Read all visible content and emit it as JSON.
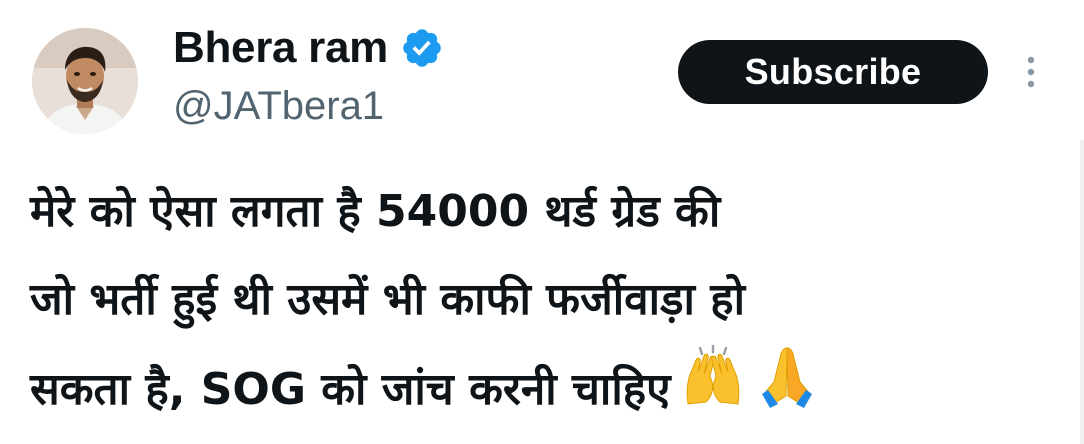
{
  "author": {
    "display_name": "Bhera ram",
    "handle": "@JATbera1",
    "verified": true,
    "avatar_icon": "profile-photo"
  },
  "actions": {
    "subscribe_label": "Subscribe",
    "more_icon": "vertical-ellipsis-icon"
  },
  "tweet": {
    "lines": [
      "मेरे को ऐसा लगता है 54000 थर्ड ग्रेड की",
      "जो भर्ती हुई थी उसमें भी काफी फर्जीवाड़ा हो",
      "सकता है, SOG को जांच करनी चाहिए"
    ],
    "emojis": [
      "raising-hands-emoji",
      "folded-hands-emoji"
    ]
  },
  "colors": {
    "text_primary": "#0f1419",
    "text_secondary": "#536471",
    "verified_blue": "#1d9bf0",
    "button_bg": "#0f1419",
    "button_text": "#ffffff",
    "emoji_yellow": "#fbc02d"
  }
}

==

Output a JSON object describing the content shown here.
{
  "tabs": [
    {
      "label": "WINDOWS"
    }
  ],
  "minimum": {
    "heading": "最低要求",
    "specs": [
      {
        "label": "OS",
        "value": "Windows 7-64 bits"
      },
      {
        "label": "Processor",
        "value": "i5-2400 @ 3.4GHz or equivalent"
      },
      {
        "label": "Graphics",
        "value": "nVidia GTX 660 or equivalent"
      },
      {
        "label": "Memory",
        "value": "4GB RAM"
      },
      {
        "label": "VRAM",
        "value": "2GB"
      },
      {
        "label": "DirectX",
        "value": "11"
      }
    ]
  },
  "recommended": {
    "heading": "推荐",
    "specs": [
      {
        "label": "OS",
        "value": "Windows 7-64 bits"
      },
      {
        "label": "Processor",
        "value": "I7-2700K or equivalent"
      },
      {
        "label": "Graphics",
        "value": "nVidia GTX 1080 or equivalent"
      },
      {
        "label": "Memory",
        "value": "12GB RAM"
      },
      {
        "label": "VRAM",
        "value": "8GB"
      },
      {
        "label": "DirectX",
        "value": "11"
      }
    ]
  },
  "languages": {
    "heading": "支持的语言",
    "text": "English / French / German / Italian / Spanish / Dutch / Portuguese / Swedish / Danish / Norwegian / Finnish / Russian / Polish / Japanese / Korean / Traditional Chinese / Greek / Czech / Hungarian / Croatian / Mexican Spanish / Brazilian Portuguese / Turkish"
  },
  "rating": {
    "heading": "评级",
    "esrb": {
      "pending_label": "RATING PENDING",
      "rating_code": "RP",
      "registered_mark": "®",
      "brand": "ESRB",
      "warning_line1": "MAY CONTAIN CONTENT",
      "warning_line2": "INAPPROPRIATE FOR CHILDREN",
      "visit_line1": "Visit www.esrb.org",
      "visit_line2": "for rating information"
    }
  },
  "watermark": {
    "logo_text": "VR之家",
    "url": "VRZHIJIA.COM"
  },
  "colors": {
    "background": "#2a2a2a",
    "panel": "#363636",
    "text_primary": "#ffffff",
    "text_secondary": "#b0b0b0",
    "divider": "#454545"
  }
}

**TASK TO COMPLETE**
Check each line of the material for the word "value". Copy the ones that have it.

**EXPECTED ANSWER**
        "value": "Windows 7-64 bits"
        "value": "i5-2400 @ 3.4GHz or equivalent"
        "value": "nVidia GTX 660 or equivalent"
        "value": "4GB RAM"
        "value": "2GB"
        "value": "11"
        "value": "Windows 7-64 bits"
        "value": "I7-2700K or equivalent"
        "value": "nVidia GTX 1080 or equivalent"
        "value": "12GB RAM"
        "value": "8GB"
        "value": "11"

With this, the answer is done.